Business writer Megan McArdle reflects on the question
by examining whether poverty is measured by consumption or by income [bold added].
When you look at what people are consuming, you don't see the gross material deprivation that really used to characterize being poor, like lack of hot water, regularly having no food in the house, shivering yourself to sleep in the cold, or wearing patched (or worse, unpatched) clothes. Younger poor people quite frequently have things that older non-poor people consider nonessential luxuries, like cable or satellite television, expensive sneakers, and high-end cellular phones.
Every middle-class person knows someone who is technically "poor" as measured by income, but who drives a better car, wears nicer clothes, or has a more exciting night life than one's own. It's tempting to subscribe to the viewpoint that success or failure in life is their own fault:
...poor people are not so much lacking in money, as lacking in the self-discipline to spend their money wisely. This view is reinforced by the fact that a lot of immigrants do arrive here with even less than the native poor, often don't qualify for supplemental benefits that cushion the deprivation of the native poor, and nonetheless after a generation or two end up quite prosperous.
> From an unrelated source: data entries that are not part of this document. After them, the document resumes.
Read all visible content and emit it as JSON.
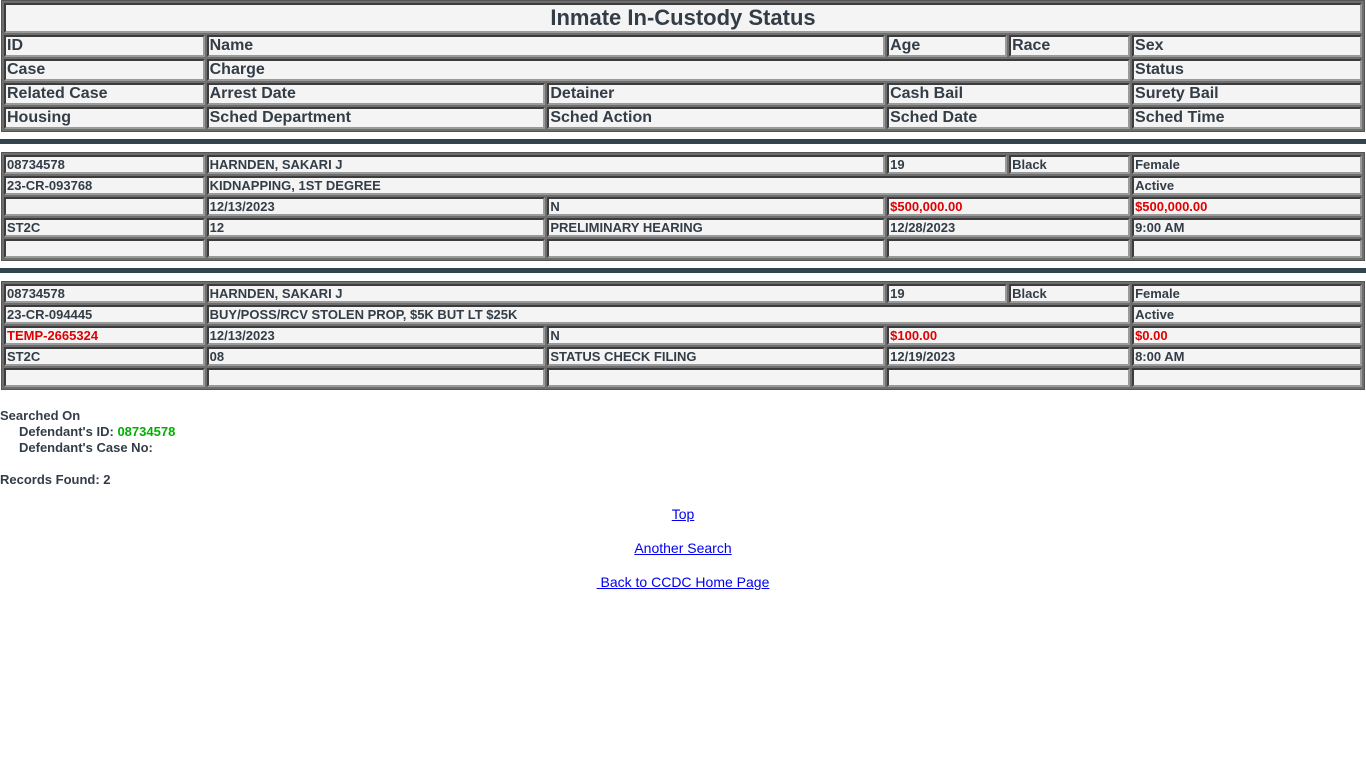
{
  "title": "Inmate In-Custody Status",
  "headers": {
    "id": "ID",
    "name": "Name",
    "age": "Age",
    "race": "Race",
    "sex": "Sex",
    "case": "Case",
    "charge": "Charge",
    "status": "Status",
    "related_case": "Related Case",
    "arrest_date": "Arrest Date",
    "detainer": "Detainer",
    "cash_bail": "Cash Bail",
    "surety_bail": "Surety Bail",
    "housing": "Housing",
    "sched_department": "Sched Department",
    "sched_action": "Sched Action",
    "sched_date": "Sched Date",
    "sched_time": "Sched Time"
  },
  "records": [
    {
      "id": "08734578",
      "name": "HARNDEN, SAKARI J",
      "age": "19",
      "race": "Black",
      "sex": "Female",
      "case": "23-CR-093768",
      "charge": "KIDNAPPING, 1ST DEGREE",
      "status": "Active",
      "related_case": "",
      "arrest_date": "12/13/2023",
      "detainer": "N",
      "cash_bail": "$500,000.00",
      "surety_bail": "$500,000.00",
      "housing": "ST2C",
      "sched_department": "12",
      "sched_action": "PRELIMINARY HEARING",
      "sched_date": "12/28/2023",
      "sched_time": "9:00 AM"
    },
    {
      "id": "08734578",
      "name": "HARNDEN, SAKARI J",
      "age": "19",
      "race": "Black",
      "sex": "Female",
      "case": "23-CR-094445",
      "charge": "BUY/POSS/RCV STOLEN PROP, $5K BUT LT $25K",
      "status": "Active",
      "related_case": "TEMP-2665324",
      "arrest_date": "12/13/2023",
      "detainer": "N",
      "cash_bail": "$100.00",
      "surety_bail": "$0.00",
      "housing": "ST2C",
      "sched_department": "08",
      "sched_action": "STATUS CHECK FILING",
      "sched_date": "12/19/2023",
      "sched_time": "8:00 AM"
    }
  ],
  "footer": {
    "searched_on": "Searched On",
    "defendant_id_label": "Defendant's ID:",
    "defendant_id_value": "08734578",
    "case_no_label": "Defendant's Case No:",
    "case_no_value": "",
    "records_found": "Records Found: 2"
  },
  "links": {
    "top": "Top",
    "another_search": "Another Search",
    "home": " Back to CCDC Home Page"
  },
  "colors": {
    "highlight_red": "#e00000",
    "search_green": "#00b000",
    "separator": "#34444f"
  }
}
And yet we also know hard-working individuals of character who have fallen on hard times through no "fault" of their own. The catalyst that began the descent could be a divorce, the loss of a job, caring for a sick parent, the death of a breadwinner, or poor health. It seems impossible to craft a wise poverty program that will address each of the "eight million stories in the naked city"
Megan McArdle thinks that people often remain poor because they are trapped in bad neighborhoods:
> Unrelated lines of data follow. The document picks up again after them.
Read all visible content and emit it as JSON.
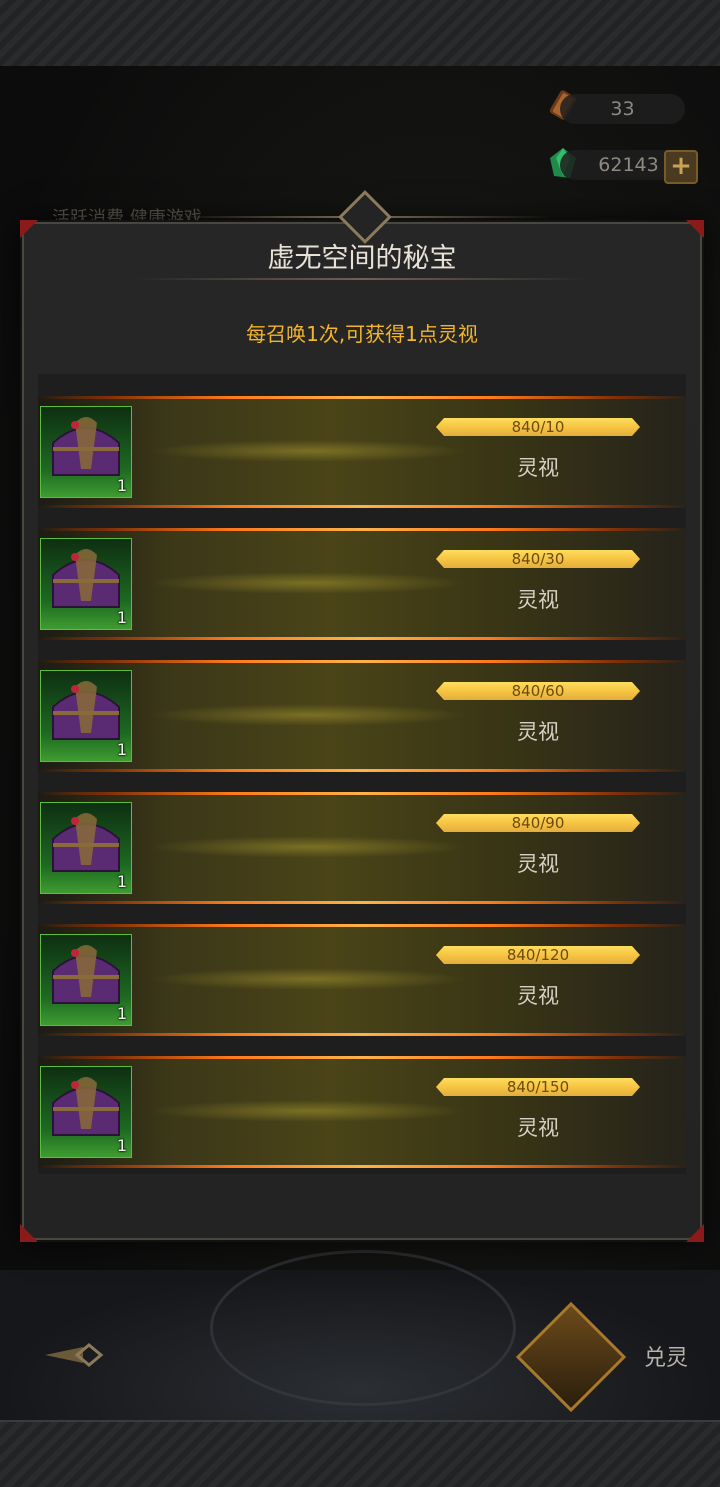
{
  "currencies": {
    "scroll": {
      "icon": "scroll-icon",
      "value": "33"
    },
    "gem": {
      "icon": "green-gem-icon",
      "value": "62143"
    }
  },
  "background": {
    "tabs_partial": "活跃消费  健康游戏",
    "redeem_label": "兑灵"
  },
  "modal": {
    "title": "虚无空间的秘宝",
    "subtitle": "每召唤1次,可获得1点灵视",
    "rows": [
      {
        "chest_qty": "1",
        "progress_text": "840/10",
        "progress": 1.0,
        "reward_label": "灵视"
      },
      {
        "chest_qty": "1",
        "progress_text": "840/30",
        "progress": 1.0,
        "reward_label": "灵视"
      },
      {
        "chest_qty": "1",
        "progress_text": "840/60",
        "progress": 1.0,
        "reward_label": "灵视"
      },
      {
        "chest_qty": "1",
        "progress_text": "840/90",
        "progress": 1.0,
        "reward_label": "灵视"
      },
      {
        "chest_qty": "1",
        "progress_text": "840/120",
        "progress": 1.0,
        "reward_label": "灵视"
      },
      {
        "chest_qty": "1",
        "progress_text": "840/150",
        "progress": 1.0,
        "reward_label": "灵视"
      }
    ]
  },
  "colors": {
    "accent_gold": "#f2b52b",
    "glow_orange": "#ff7a1a",
    "frame_red": "#8b1a1a"
  }
}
People with impulse control problems, mental illness, drug and alcohol addictions, are very, very disproportionately likely to end up poor.....So even though these people remain a minority in poor neighborhoods, poor neighborhoods nonetheless have a lot more of them than more affluent communities...
More importantly, poor people have to put up with it, because they have a limited number of other neighborhoods to choose from, most of which have the same constellation of problems. If a gang moves into a middle class neighborhood and starts terrorizing the residents, either the cops take care of it, or the middle class people move. If it happens in a poor neighborhood, well, where are you going to go?
It's hard to see how we will ever have enough resources to make most bad neighborhoods safe, especially given local government budget constraints.
One more thought: poverty is more about the future than the present. When I was going to graduate school, debts exceeded my assets, and I had no income. Yet no one then would have thought to call me poor. Roll that same financial profile forward 40 years however, when productive years are largely in the past, and that would be a snapshot of an impoverished person by anyone's definition.
So here's what we're left with. Poverty is more about personal behavior, secure neighborhoods, values, and probable futures. If those all are aligned, money will take care of itself. © 2012 Stephen Yuen